** Input records follows **

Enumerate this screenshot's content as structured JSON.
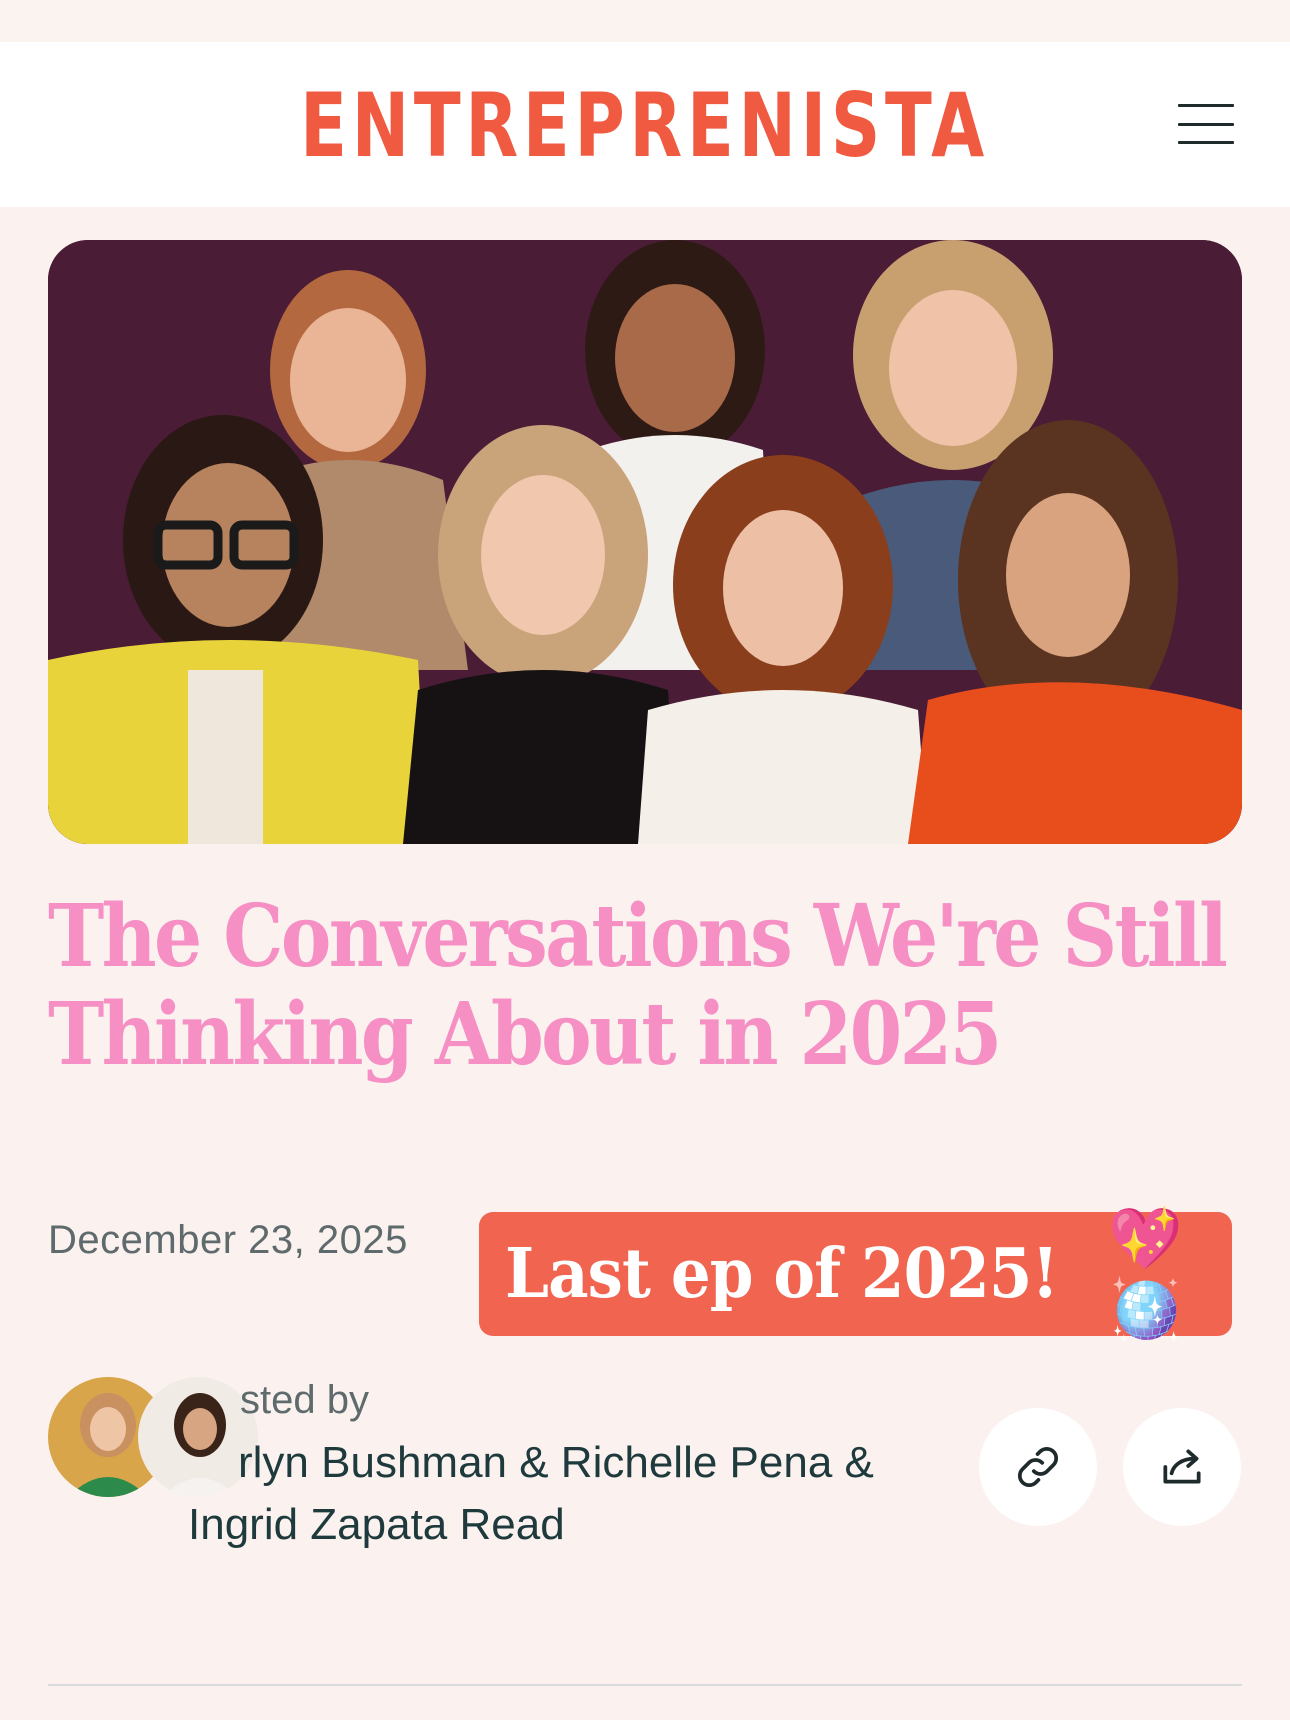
{
  "header": {
    "logo": "ENTREPRENISTA",
    "menu_icon": "hamburger-menu-icon"
  },
  "hero": {
    "image": "photo-collage-of-seven-women",
    "background_color": "#4a1c36"
  },
  "article": {
    "title": "The Conversations We're Still Thinking About in 2025",
    "date": "December 23, 2025",
    "badge": {
      "text": "Last ep of 2025!",
      "emoji": "💖🪩"
    },
    "hosted_by_label": "sted by",
    "hosts_line1": "rlyn Bushman & Richelle Pena &",
    "hosts_line2": "Ingrid Zapata Read"
  },
  "actions": {
    "copy_link_icon": "link-icon",
    "share_icon": "share-icon"
  },
  "colors": {
    "brand": "#f05a40",
    "title_pink": "#f58fc4",
    "badge_bg": "#f06450",
    "page_bg": "#fbf2ef"
  }
}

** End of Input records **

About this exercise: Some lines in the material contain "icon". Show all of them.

Result of this exercise:
    "menu_icon": "hamburger-menu-icon"
    "copy_link_icon": "link-icon",
    "share_icon": "share-icon"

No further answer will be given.